DATA FOR THE TASK Start Marker

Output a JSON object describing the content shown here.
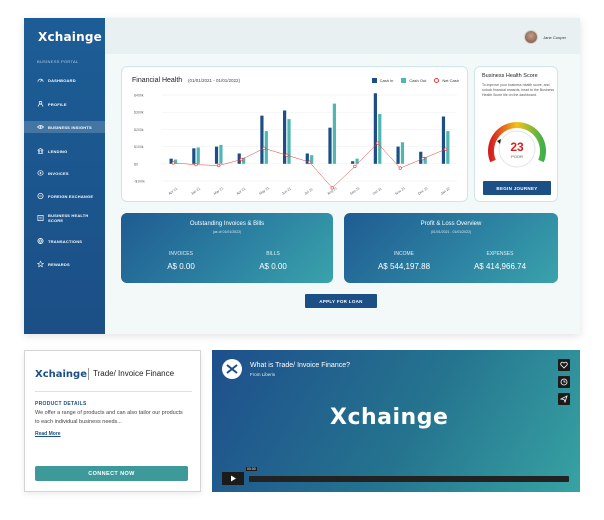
{
  "app": {
    "logo": "Xchainge",
    "portal_label": "BUSINESS PORTAL",
    "user_name": "Jane Cooper"
  },
  "colors": {
    "brand_dark": "#1b4f86",
    "teal": "#4fb6b0",
    "net_cash": "#e23b3b",
    "gauge_red": "#d62020"
  },
  "sidebar": {
    "items": [
      {
        "label": "DASHBOARD",
        "icon": "gauge-icon",
        "active": false
      },
      {
        "label": "PROFILE",
        "icon": "user-icon",
        "active": false
      },
      {
        "label": "BUSINESS INSIGHTS",
        "icon": "eye-icon",
        "active": true
      },
      {
        "label": "LENDING",
        "icon": "bank-icon",
        "active": false
      },
      {
        "label": "INVOICES",
        "icon": "invoice-icon",
        "active": false
      },
      {
        "label": "FOREIGN EXCHANGE",
        "icon": "exchange-icon",
        "active": false
      },
      {
        "label": "BUSINESS HEALTH SCORE",
        "icon": "scorecard-icon",
        "active": false
      },
      {
        "label": "TRANSACTIONS",
        "icon": "globe-icon",
        "active": false
      },
      {
        "label": "REWARDS",
        "icon": "star-icon",
        "active": false
      }
    ]
  },
  "financial_health": {
    "title": "Financial Health",
    "range": "(01/01/2021 - 01/01/2022)",
    "legend": {
      "cash_in": "Cash In",
      "cash_out": "Cash Out",
      "net_cash": "Net Cash"
    }
  },
  "chart_data": {
    "type": "bar",
    "categories": [
      "Apr 21",
      "Jan 21",
      "Mar 21",
      "Apr 21",
      "May 21",
      "Jun 21",
      "Jul 21",
      "Aug 21",
      "Sep 21",
      "Oct 21",
      "Nov 21",
      "Dec 21",
      "Jan 22"
    ],
    "y_ticks": [
      "$400k",
      "$300k",
      "$200k",
      "$100k",
      "$0",
      "-$100k"
    ],
    "ylim": [
      -100,
      400
    ],
    "series": [
      {
        "name": "Cash In",
        "values": [
          30,
          90,
          100,
          60,
          280,
          310,
          60,
          210,
          15,
          410,
          100,
          70,
          275
        ]
      },
      {
        "name": "Cash Out",
        "values": [
          25,
          95,
          110,
          35,
          190,
          260,
          50,
          350,
          30,
          290,
          125,
          40,
          190
        ]
      },
      {
        "name": "Net Cash",
        "values": [
          5,
          -5,
          -10,
          25,
          90,
          50,
          10,
          -140,
          -15,
          120,
          -25,
          30,
          85
        ]
      }
    ]
  },
  "health_score": {
    "title": "Business Health Score",
    "description": "To improve your business health score, and unlock financial rewards, head to the Business Health Score tile on the dashboard.",
    "score": "23",
    "score_label": "POOR",
    "score_value": 23,
    "button": "BEGIN JOURNEY"
  },
  "invoices_card": {
    "title": "Outstanding Invoices & Bills",
    "date": "(as of 01/01/2022)",
    "invoices_label": "INVOICES",
    "invoices_value": "A$ 0.00",
    "bills_label": "BILLS",
    "bills_value": "A$ 0.00"
  },
  "pnl_card": {
    "title": "Profit & Loss Overview",
    "date": "(01/01/2021 - 01/01/2022)",
    "income_label": "INCOME",
    "income_value": "A$ 544,197.88",
    "expenses_label": "EXPENSES",
    "expenses_value": "A$ 414,966.74"
  },
  "apply_button": "APPLY FOR LOAN",
  "product": {
    "logo": "Xchainge",
    "name": "Trade/ Invoice Finance",
    "details_heading": "PRODUCT DETAILS",
    "details_text": "We offer a range of products and can also tailor our products to each individual business needs...",
    "read_more": "Read More",
    "connect_button": "CONNECT NOW"
  },
  "video": {
    "title": "What is Trade/ Invoice Finance?",
    "from": "From Liberis",
    "logo": "Xchainge",
    "time": "00:00"
  }
}
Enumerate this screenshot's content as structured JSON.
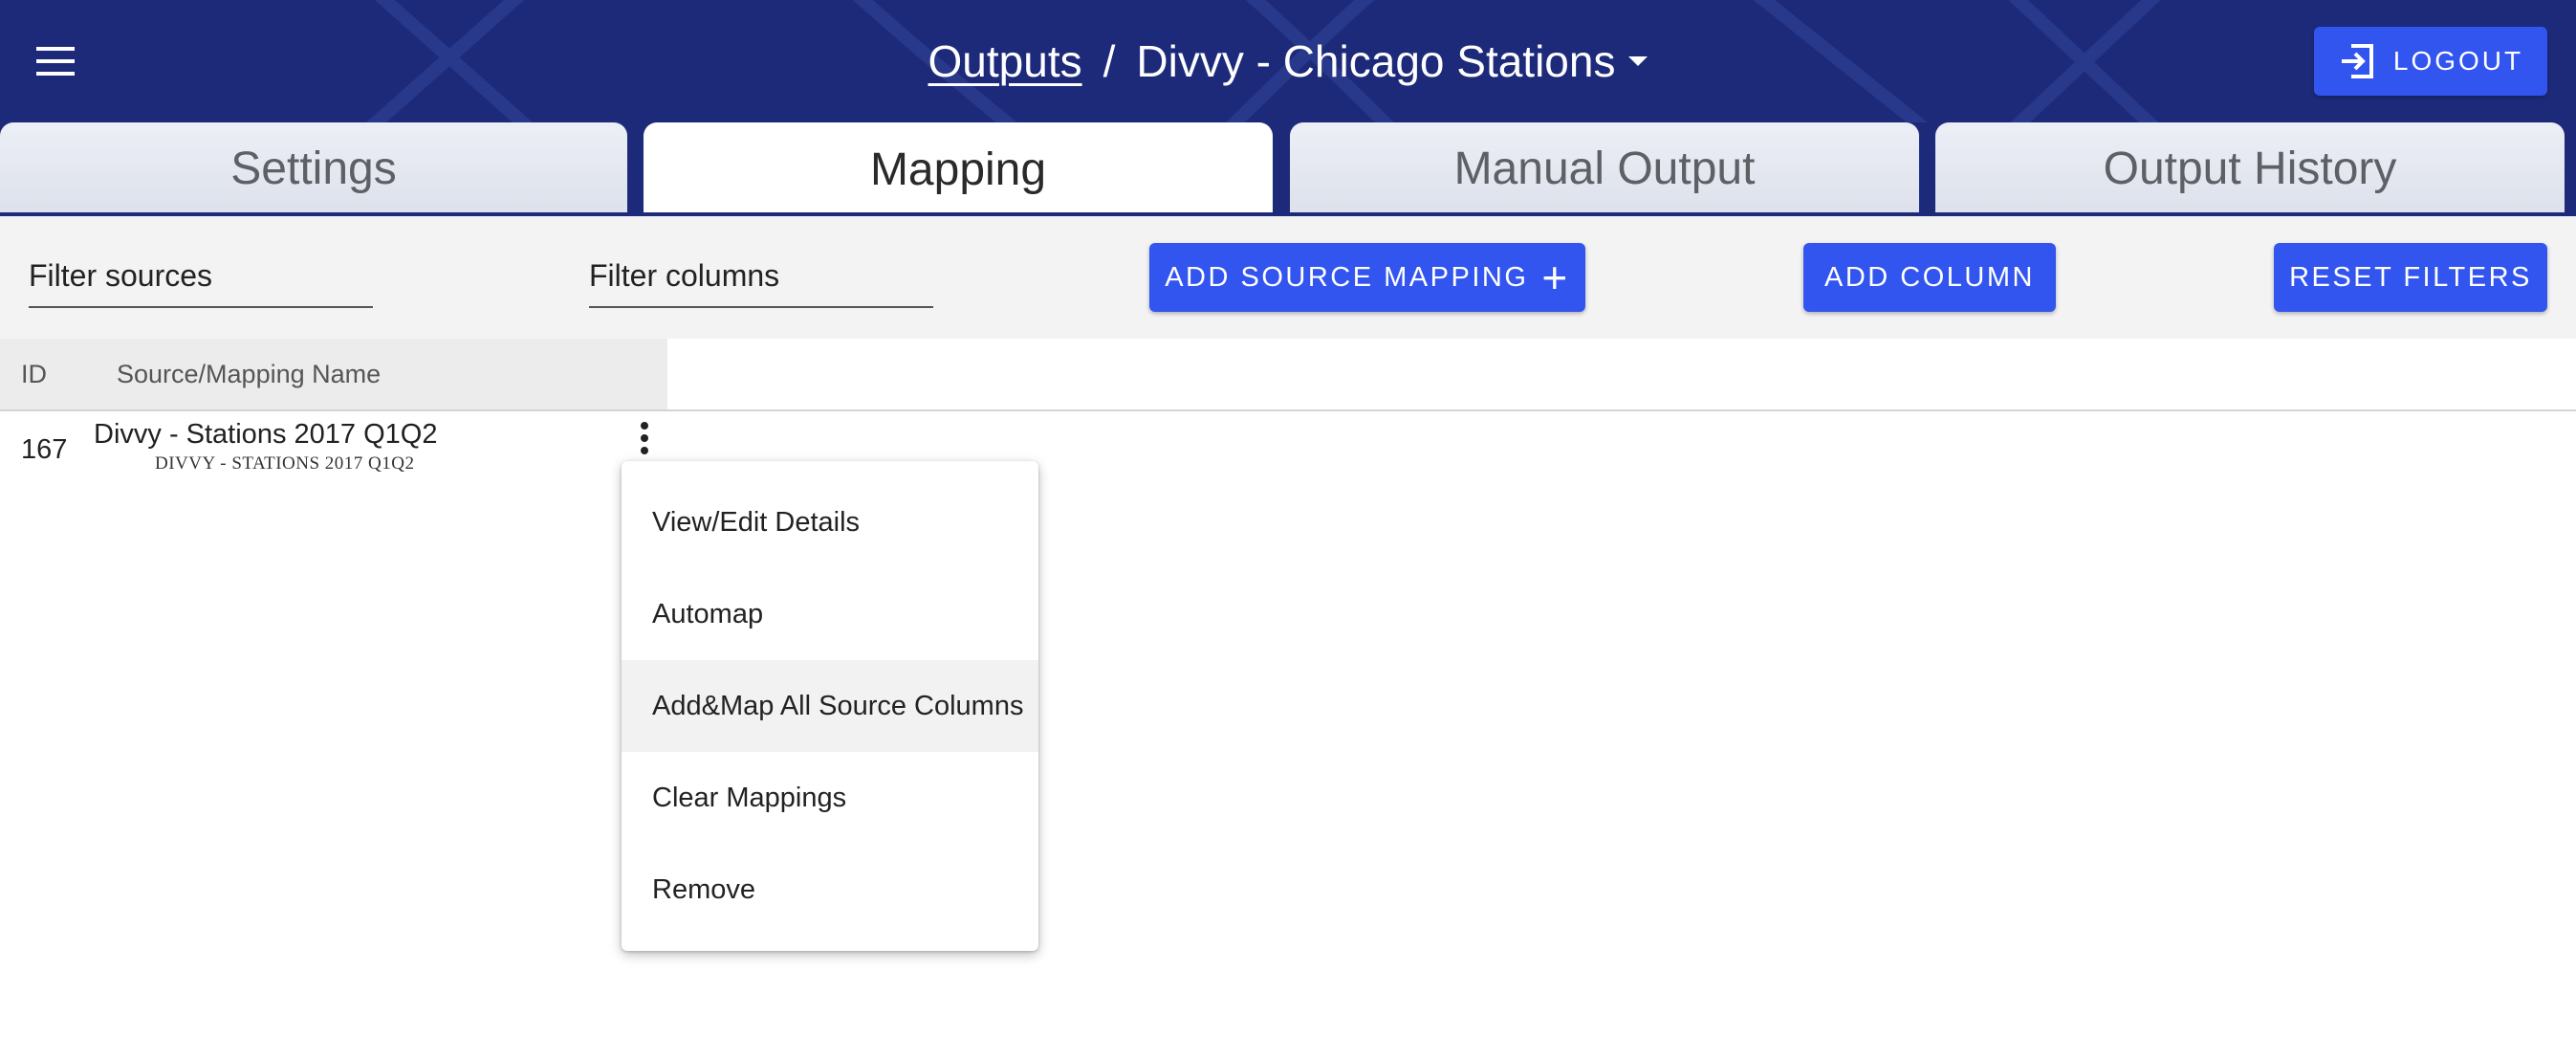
{
  "header": {
    "breadcrumb_parent": "Outputs",
    "separator": "/",
    "current_title": "Divvy - Chicago Stations",
    "logout_label": "LOGOUT",
    "colors": {
      "background": "#1d2a7a",
      "accent": "#3355ef"
    }
  },
  "tabs": [
    {
      "label": "Settings",
      "active": false
    },
    {
      "label": "Mapping",
      "active": true
    },
    {
      "label": "Manual Output",
      "active": false
    },
    {
      "label": "Output History",
      "active": false
    }
  ],
  "filters": {
    "sources_placeholder": "Filter sources",
    "columns_placeholder": "Filter columns",
    "add_source_mapping_label": "ADD SOURCE MAPPING",
    "add_column_label": "ADD COLUMN",
    "reset_filters_label": "RESET FILTERS"
  },
  "table": {
    "columns": [
      "ID",
      "Source/Mapping Name"
    ],
    "rows": [
      {
        "id": "167",
        "name": "Divvy - Stations 2017 Q1Q2",
        "subtitle": "DIVVY - STATIONS 2017 Q1Q2"
      }
    ]
  },
  "context_menu": {
    "items": [
      {
        "label": "View/Edit Details"
      },
      {
        "label": "Automap"
      },
      {
        "label": "Add&Map All Source Columns",
        "highlighted": true
      },
      {
        "label": "Clear Mappings"
      },
      {
        "label": "Remove"
      }
    ]
  },
  "icons": {
    "menu": "hamburger-menu-icon",
    "logout": "logout-icon",
    "dropdown": "caret-down-icon",
    "add": "plus-icon",
    "row_actions": "more-vert-icon"
  }
}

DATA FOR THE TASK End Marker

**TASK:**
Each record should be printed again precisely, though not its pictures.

**FINAL ANSWER:**
Output a JSON object describing the content shown here.
{
  "app": {
    "logo": "Xchainge",
    "portal_label": "BUSINESS PORTAL",
    "user_name": "Jane Cooper"
  },
  "colors": {
    "brand_dark": "#1b4f86",
    "teal": "#4fb6b0",
    "net_cash": "#e23b3b",
    "gauge_red": "#d62020"
  },
  "sidebar": {
    "items": [
      {
        "label": "DASHBOARD",
        "icon": "gauge-icon",
        "active": false
      },
      {
        "label": "PROFILE",
        "icon": "user-icon",
        "active": false
      },
      {
        "label": "BUSINESS INSIGHTS",
        "icon": "eye-icon",
        "active": true
      },
      {
        "label": "LENDING",
        "icon": "bank-icon",
        "active": false
      },
      {
        "label": "INVOICES",
        "icon": "invoice-icon",
        "active": false
      },
      {
        "label": "FOREIGN EXCHANGE",
        "icon": "exchange-icon",
        "active": false
      },
      {
        "label": "BUSINESS HEALTH SCORE",
        "icon": "scorecard-icon",
        "active": false
      },
      {
        "label": "TRANSACTIONS",
        "icon": "globe-icon",
        "active": false
      },
      {
        "label": "REWARDS",
        "icon": "star-icon",
        "active": false
      }
    ]
  },
  "financial_health": {
    "title": "Financial Health",
    "range": "(01/01/2021 - 01/01/2022)",
    "legend": {
      "cash_in": "Cash In",
      "cash_out": "Cash Out",
      "net_cash": "Net Cash"
    }
  },
  "chart_data": {
    "type": "bar",
    "categories": [
      "Apr 21",
      "Jan 21",
      "Mar 21",
      "Apr 21",
      "May 21",
      "Jun 21",
      "Jul 21",
      "Aug 21",
      "Sep 21",
      "Oct 21",
      "Nov 21",
      "Dec 21",
      "Jan 22"
    ],
    "y_ticks": [
      "$400k",
      "$300k",
      "$200k",
      "$100k",
      "$0",
      "-$100k"
    ],
    "ylim": [
      -100,
      400
    ],
    "series": [
      {
        "name": "Cash In",
        "values": [
          30,
          90,
          100,
          60,
          280,
          310,
          60,
          210,
          15,
          410,
          100,
          70,
          275
        ]
      },
      {
        "name": "Cash Out",
        "values": [
          25,
          95,
          110,
          35,
          190,
          260,
          50,
          350,
          30,
          290,
          125,
          40,
          190
        ]
      },
      {
        "name": "Net Cash",
        "values": [
          5,
          -5,
          -10,
          25,
          90,
          50,
          10,
          -140,
          -15,
          120,
          -25,
          30,
          85
        ]
      }
    ]
  },
  "health_score": {
    "title": "Business Health Score",
    "description": "To improve your business health score, and unlock financial rewards, head to the Business Health Score tile on the dashboard.",
    "score": "23",
    "score_label": "POOR",
    "score_value": 23,
    "button": "BEGIN JOURNEY"
  },
  "invoices_card": {
    "title": "Outstanding Invoices & Bills",
    "date": "(as of 01/01/2022)",
    "invoices_label": "INVOICES",
    "invoices_value": "A$ 0.00",
    "bills_label": "BILLS",
    "bills_value": "A$ 0.00"
  },
  "pnl_card": {
    "title": "Profit & Loss Overview",
    "date": "(01/01/2021 - 01/01/2022)",
    "income_label": "INCOME",
    "income_value": "A$ 544,197.88",
    "expenses_label": "EXPENSES",
    "expenses_value": "A$ 414,966.74"
  },
  "apply_button": "APPLY FOR LOAN",
  "product": {
    "logo": "Xchainge",
    "name": "Trade/ Invoice Finance",
    "details_heading": "PRODUCT DETAILS",
    "details_text": "We offer a range of products and can also tailor our products to each individual business needs...",
    "read_more": "Read More",
    "connect_button": "CONNECT NOW"
  },
  "video": {
    "title": "What is Trade/ Invoice Finance?",
    "from": "From Liberis",
    "logo": "Xchainge",
    "time": "00:00"
  }
}
Enumerate this screenshot's content as structured JSON.
{
  "header": {
    "breadcrumb_parent": "Outputs",
    "separator": "/",
    "current_title": "Divvy - Chicago Stations",
    "logout_label": "LOGOUT",
    "colors": {
      "background": "#1d2a7a",
      "accent": "#3355ef"
    }
  },
  "tabs": [
    {
      "label": "Settings",
      "active": false
    },
    {
      "label": "Mapping",
      "active": true
    },
    {
      "label": "Manual Output",
      "active": false
    },
    {
      "label": "Output History",
      "active": false
    }
  ],
  "filters": {
    "sources_placeholder": "Filter sources",
    "columns_placeholder": "Filter columns",
    "add_source_mapping_label": "ADD SOURCE MAPPING",
    "add_column_label": "ADD COLUMN",
    "reset_filters_label": "RESET FILTERS"
  },
  "table": {
    "columns": [
      "ID",
      "Source/Mapping Name"
    ],
    "rows": [
      {
        "id": "167",
        "name": "Divvy - Stations 2017 Q1Q2",
        "subtitle": "DIVVY - STATIONS 2017 Q1Q2"
      }
    ]
  },
  "context_menu": {
    "items": [
      {
        "label": "View/Edit Details"
      },
      {
        "label": "Automap"
      },
      {
        "label": "Add&Map All Source Columns",
        "highlighted": true
      },
      {
        "label": "Clear Mappings"
      },
      {
        "label": "Remove"
      }
    ]
  },
  "icons": {
    "menu": "hamburger-menu-icon",
    "logout": "logout-icon",
    "dropdown": "caret-down-icon",
    "add": "plus-icon",
    "row_actions": "more-vert-icon"
  }
}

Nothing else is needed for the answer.